Exercise aim » All records below are to be repeated exactly, with the pictures left out.

Data for the task »

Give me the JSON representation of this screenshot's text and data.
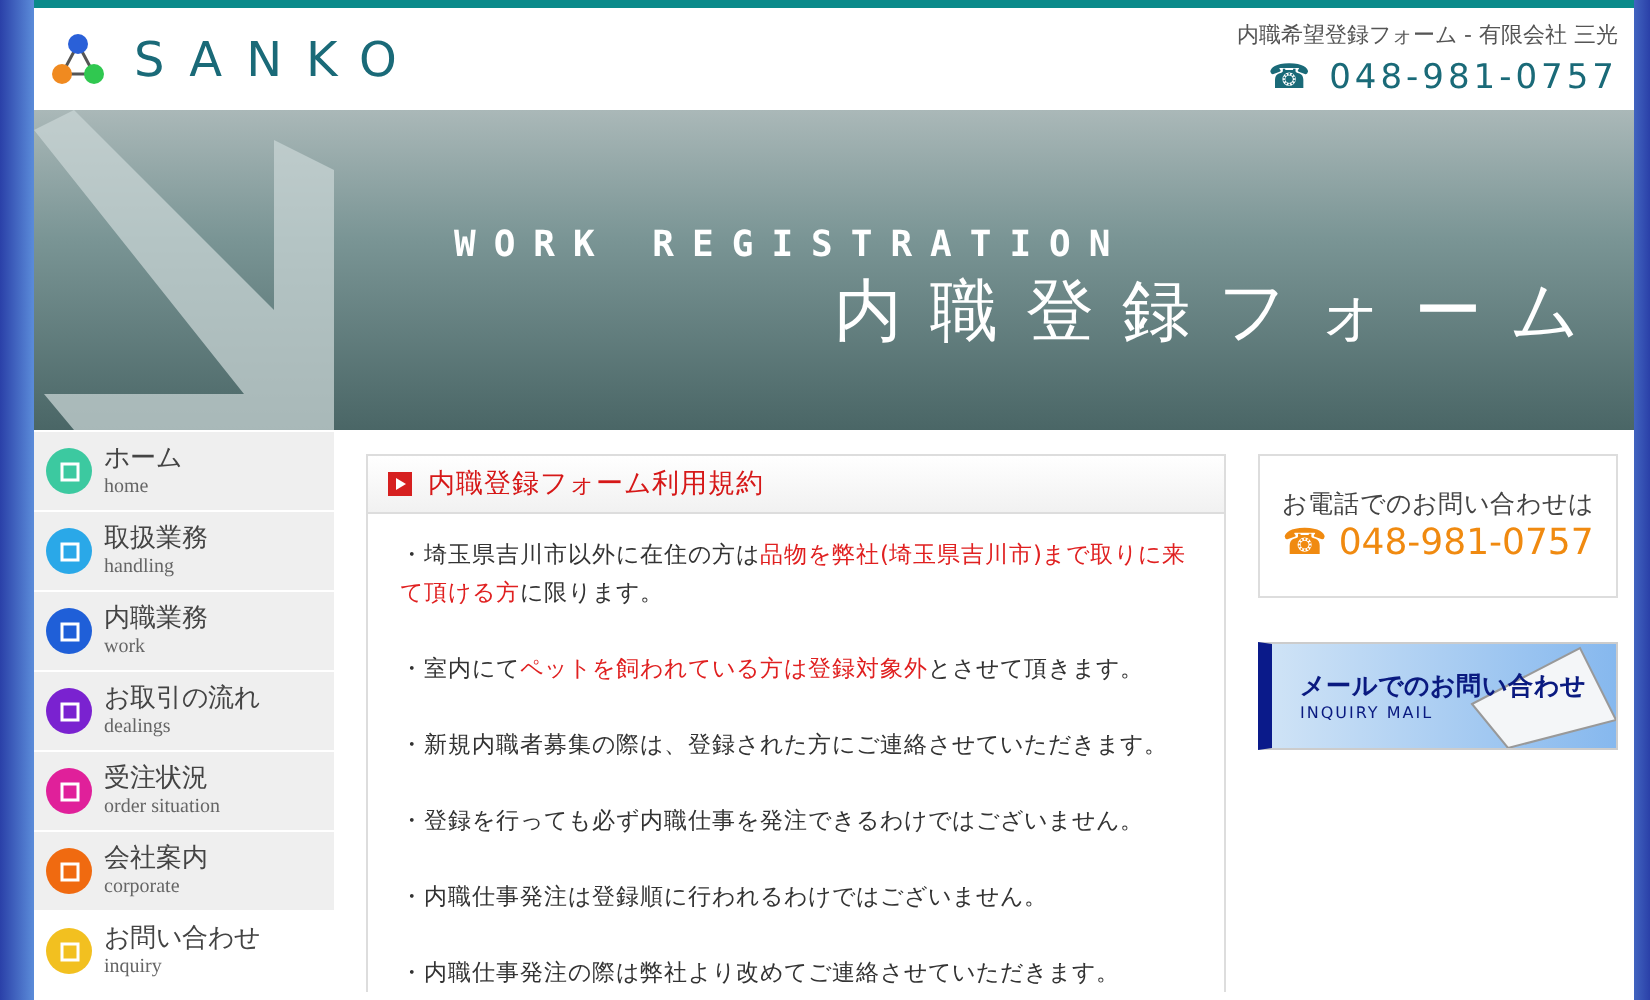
{
  "header": {
    "logo": "SANKO",
    "tagline": "内職希望登録フォーム - 有限会社 三光",
    "phone_icon": "☎",
    "phone": "048-981-0757"
  },
  "banner": {
    "subtitle": "WORK REGISTRATION",
    "title": "内職登録フォーム"
  },
  "nav": [
    {
      "label": "ホーム",
      "sub": "home",
      "color": "#3cc9a0",
      "selected": false
    },
    {
      "label": "取扱業務",
      "sub": "handling",
      "color": "#2aa8e8",
      "selected": false
    },
    {
      "label": "内職業務",
      "sub": "work",
      "color": "#1f5fd8",
      "selected": false
    },
    {
      "label": "お取引の流れ",
      "sub": "dealings",
      "color": "#7a22d0",
      "selected": false
    },
    {
      "label": "受注状況",
      "sub": "order situation",
      "color": "#e0209a",
      "selected": false
    },
    {
      "label": "会社案内",
      "sub": "corporate",
      "color": "#f06a10",
      "selected": false
    },
    {
      "label": "お問い合わせ",
      "sub": "inquiry",
      "color": "#f2c020",
      "selected": true
    }
  ],
  "terms": {
    "title": "内職登録フォーム利用規約",
    "items": [
      [
        {
          "text": "・埼玉県吉川市以外に在住の方は",
          "highlight": false
        },
        {
          "text": "品物を弊社(埼玉県吉川市)まで取りに来て頂ける方",
          "highlight": true
        },
        {
          "text": "に限ります。",
          "highlight": false
        }
      ],
      [
        {
          "text": "・室内にて",
          "highlight": false
        },
        {
          "text": "ペットを飼われている方は登録対象外",
          "highlight": true
        },
        {
          "text": "とさせて頂きます。",
          "highlight": false
        }
      ],
      [
        {
          "text": "・新規内職者募集の際は、登録された方にご連絡させていただきます。",
          "highlight": false
        }
      ],
      [
        {
          "text": "・登録を行っても必ず内職仕事を発注できるわけではございません。",
          "highlight": false
        }
      ],
      [
        {
          "text": "・内職仕事発注は登録順に行われるわけではございません。",
          "highlight": false
        }
      ],
      [
        {
          "text": "・内職仕事発注の際は弊社より改めてご連絡させていただきます。",
          "highlight": false
        }
      ]
    ]
  },
  "contact": {
    "label": "お電話でのお問い合わせは",
    "phone_icon": "☎",
    "phone": "048-981-0757"
  },
  "mail_banner": {
    "title": "メールでのお問い合わせ",
    "subtitle": "INQUIRY MAIL"
  }
}
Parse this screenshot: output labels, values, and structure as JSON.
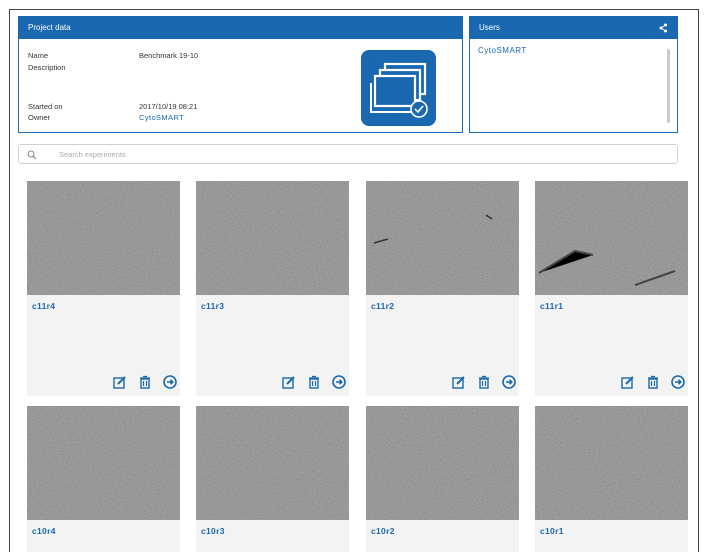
{
  "project_panel": {
    "title": "Project data",
    "name_label": "Name",
    "name_value": "Benchmark 19-10",
    "description_label": "Description",
    "description_value": "",
    "started_label": "Started on",
    "started_value": "2017/10/19 08:21",
    "owner_label": "Owner",
    "owner_value": "CytoSMART"
  },
  "users_panel": {
    "title": "Users",
    "users": [
      "CytoSMART"
    ]
  },
  "search": {
    "placeholder": "Search experiments"
  },
  "experiments": [
    {
      "name": "c11r4"
    },
    {
      "name": "c11r3"
    },
    {
      "name": "c11r2"
    },
    {
      "name": "c11r1"
    },
    {
      "name": "c10r4"
    },
    {
      "name": "c10r3"
    },
    {
      "name": "c10r2"
    },
    {
      "name": "c10r1"
    }
  ],
  "colors": {
    "accent": "#1a68b0",
    "card_bg": "#f3f3f3"
  },
  "icons": {
    "edit": "edit-icon",
    "delete": "trash-icon",
    "open": "arrow-right-circle-icon",
    "search": "search-icon",
    "share": "share-icon"
  }
}
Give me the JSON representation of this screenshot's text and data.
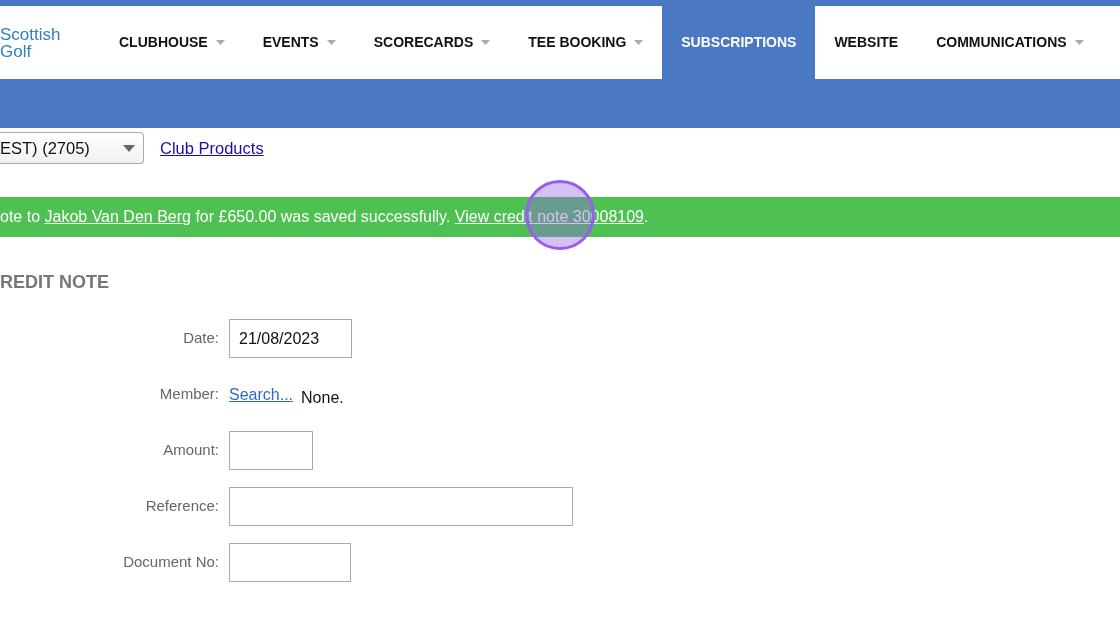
{
  "header": {
    "logo": [
      "Scottish",
      "Golf"
    ],
    "nav": [
      {
        "label": "CLUBHOUSE",
        "dropdown": true,
        "selected": false
      },
      {
        "label": "EVENTS",
        "dropdown": true,
        "selected": false
      },
      {
        "label": "SCORECARDS",
        "dropdown": true,
        "selected": false
      },
      {
        "label": "TEE BOOKING",
        "dropdown": true,
        "selected": false
      },
      {
        "label": "SUBSCRIPTIONS",
        "dropdown": false,
        "selected": true
      },
      {
        "label": "WEBSITE",
        "dropdown": false,
        "selected": false
      },
      {
        "label": "COMMUNICATIONS",
        "dropdown": true,
        "selected": false
      }
    ]
  },
  "toolbar": {
    "select_value": "EST) (2705)",
    "link": "Club Products"
  },
  "alert": {
    "segments": [
      {
        "kind": "text",
        "text": "ote to "
      },
      {
        "kind": "link",
        "text": "Jakob Van Den Berg"
      },
      {
        "kind": "text",
        "text": " for £650.00 was saved successfully. "
      },
      {
        "kind": "link",
        "text": "View credit note 30008109"
      },
      {
        "kind": "text",
        "text": "."
      }
    ]
  },
  "form": {
    "heading": "REDIT NOTE",
    "fields": [
      {
        "label": "Date:",
        "kind": "input",
        "value": "21/08/2023"
      },
      {
        "label": "Member:",
        "kind": "search",
        "link": "Search...",
        "value": "None."
      },
      {
        "label": "Amount:",
        "kind": "input"
      },
      {
        "label": "Reference:",
        "kind": "input"
      },
      {
        "label": "Document No:",
        "kind": "input"
      }
    ]
  }
}
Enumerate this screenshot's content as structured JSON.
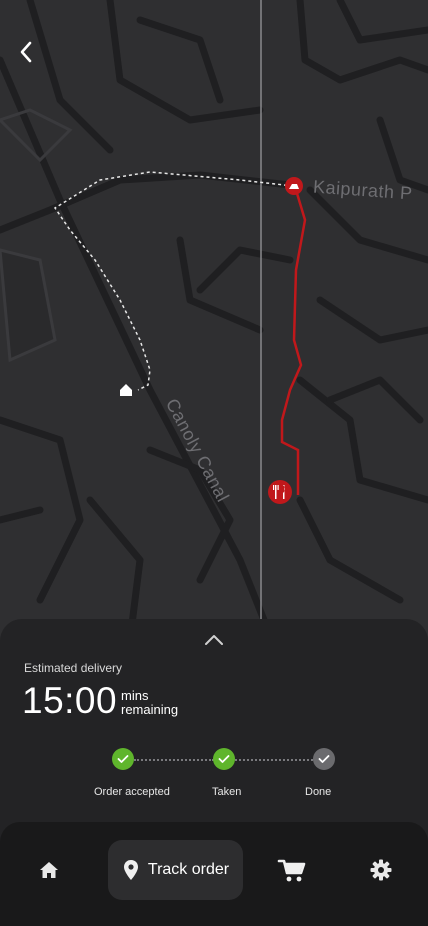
{
  "map": {
    "street_labels": {
      "kaipurath": "Kaipurath P",
      "canoly": "Canoly Canal"
    }
  },
  "tracking": {
    "estimated_label": "Estimated delivery",
    "eta_value": "15:00",
    "eta_unit_line1": "mins",
    "eta_unit_line2": "remaining",
    "steps": [
      {
        "label": "Order accepted",
        "status": "done"
      },
      {
        "label": "Taken",
        "status": "done"
      },
      {
        "label": "Done",
        "status": "pending"
      }
    ]
  },
  "nav": {
    "items": [
      {
        "icon": "home-icon"
      },
      {
        "icon": "location-pin-icon",
        "label": "Track order",
        "active": true
      },
      {
        "icon": "cart-icon"
      },
      {
        "icon": "gear-icon"
      }
    ]
  },
  "colors": {
    "route": "#c0181b",
    "done_step": "#5fb52c",
    "pending_step": "#6b6b6e"
  }
}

Answer section »
Give me the JSON representation of this screenshot's text and data.
{
  "header": {
    "logo": "SANKO",
    "tagline": "内職希望登録フォーム - 有限会社 三光",
    "phone_icon": "☎",
    "phone": "048-981-0757"
  },
  "banner": {
    "subtitle": "WORK REGISTRATION",
    "title": "内職登録フォーム"
  },
  "nav": [
    {
      "label": "ホーム",
      "sub": "home",
      "color": "#3cc9a0",
      "selected": false
    },
    {
      "label": "取扱業務",
      "sub": "handling",
      "color": "#2aa8e8",
      "selected": false
    },
    {
      "label": "内職業務",
      "sub": "work",
      "color": "#1f5fd8",
      "selected": false
    },
    {
      "label": "お取引の流れ",
      "sub": "dealings",
      "color": "#7a22d0",
      "selected": false
    },
    {
      "label": "受注状況",
      "sub": "order situation",
      "color": "#e0209a",
      "selected": false
    },
    {
      "label": "会社案内",
      "sub": "corporate",
      "color": "#f06a10",
      "selected": false
    },
    {
      "label": "お問い合わせ",
      "sub": "inquiry",
      "color": "#f2c020",
      "selected": true
    }
  ],
  "terms": {
    "title": "内職登録フォーム利用規約",
    "items": [
      [
        {
          "text": "・埼玉県吉川市以外に在住の方は",
          "highlight": false
        },
        {
          "text": "品物を弊社(埼玉県吉川市)まで取りに来て頂ける方",
          "highlight": true
        },
        {
          "text": "に限ります。",
          "highlight": false
        }
      ],
      [
        {
          "text": "・室内にて",
          "highlight": false
        },
        {
          "text": "ペットを飼われている方は登録対象外",
          "highlight": true
        },
        {
          "text": "とさせて頂きます。",
          "highlight": false
        }
      ],
      [
        {
          "text": "・新規内職者募集の際は、登録された方にご連絡させていただきます。",
          "highlight": false
        }
      ],
      [
        {
          "text": "・登録を行っても必ず内職仕事を発注できるわけではございません。",
          "highlight": false
        }
      ],
      [
        {
          "text": "・内職仕事発注は登録順に行われるわけではございません。",
          "highlight": false
        }
      ],
      [
        {
          "text": "・内職仕事発注の際は弊社より改めてご連絡させていただきます。",
          "highlight": false
        }
      ]
    ]
  },
  "contact": {
    "label": "お電話でのお問い合わせは",
    "phone_icon": "☎",
    "phone": "048-981-0757"
  },
  "mail_banner": {
    "title": "メールでのお問い合わせ",
    "subtitle": "INQUIRY MAIL"
  }
}
Parse this screenshot: output labels, values, and structure as JSON.
{
  "project_panel": {
    "title": "Project data",
    "name_label": "Name",
    "name_value": "Benchmark 19-10",
    "description_label": "Description",
    "description_value": "",
    "started_label": "Started on",
    "started_value": "2017/10/19 08:21",
    "owner_label": "Owner",
    "owner_value": "CytoSMART"
  },
  "users_panel": {
    "title": "Users",
    "users": [
      "CytoSMART"
    ]
  },
  "search": {
    "placeholder": "Search experiments"
  },
  "experiments": [
    {
      "name": "c11r4"
    },
    {
      "name": "c11r3"
    },
    {
      "name": "c11r2"
    },
    {
      "name": "c11r1"
    },
    {
      "name": "c10r4"
    },
    {
      "name": "c10r3"
    },
    {
      "name": "c10r2"
    },
    {
      "name": "c10r1"
    }
  ],
  "colors": {
    "accent": "#1a68b0",
    "card_bg": "#f3f3f3"
  },
  "icons": {
    "edit": "edit-icon",
    "delete": "trash-icon",
    "open": "arrow-right-circle-icon",
    "search": "search-icon",
    "share": "share-icon"
  }
}
Give me the JSON representation of this screenshot's text and data.
{
  "header": {
    "logo": [
      "Scottish",
      "Golf"
    ],
    "nav": [
      {
        "label": "CLUBHOUSE",
        "dropdown": true,
        "selected": false
      },
      {
        "label": "EVENTS",
        "dropdown": true,
        "selected": false
      },
      {
        "label": "SCORECARDS",
        "dropdown": true,
        "selected": false
      },
      {
        "label": "TEE BOOKING",
        "dropdown": true,
        "selected": false
      },
      {
        "label": "SUBSCRIPTIONS",
        "dropdown": false,
        "selected": true
      },
      {
        "label": "WEBSITE",
        "dropdown": false,
        "selected": false
      },
      {
        "label": "COMMUNICATIONS",
        "dropdown": true,
        "selected": false
      }
    ]
  },
  "toolbar": {
    "select_value": "EST) (2705)",
    "link": "Club Products"
  },
  "alert": {
    "segments": [
      {
        "kind": "text",
        "text": "ote to "
      },
      {
        "kind": "link",
        "text": "Jakob Van Den Berg"
      },
      {
        "kind": "text",
        "text": " for £650.00 was saved successfully. "
      },
      {
        "kind": "link",
        "text": "View credit note 30008109"
      },
      {
        "kind": "text",
        "text": "."
      }
    ]
  },
  "form": {
    "heading": "REDIT NOTE",
    "fields": [
      {
        "label": "Date:",
        "kind": "input",
        "value": "21/08/2023"
      },
      {
        "label": "Member:",
        "kind": "search",
        "link": "Search...",
        "value": "None."
      },
      {
        "label": "Amount:",
        "kind": "input"
      },
      {
        "label": "Reference:",
        "kind": "input"
      },
      {
        "label": "Document No:",
        "kind": "input"
      }
    ]
  }
}
Enumerate this screenshot's content as structured JSON.
{
  "map": {
    "street_labels": {
      "kaipurath": "Kaipurath P",
      "canoly": "Canoly Canal"
    }
  },
  "tracking": {
    "estimated_label": "Estimated delivery",
    "eta_value": "15:00",
    "eta_unit_line1": "mins",
    "eta_unit_line2": "remaining",
    "steps": [
      {
        "label": "Order accepted",
        "status": "done"
      },
      {
        "label": "Taken",
        "status": "done"
      },
      {
        "label": "Done",
        "status": "pending"
      }
    ]
  },
  "nav": {
    "items": [
      {
        "icon": "home-icon"
      },
      {
        "icon": "location-pin-icon",
        "label": "Track order",
        "active": true
      },
      {
        "icon": "cart-icon"
      },
      {
        "icon": "gear-icon"
      }
    ]
  },
  "colors": {
    "route": "#c0181b",
    "done_step": "#5fb52c",
    "pending_step": "#6b6b6e"
  }
}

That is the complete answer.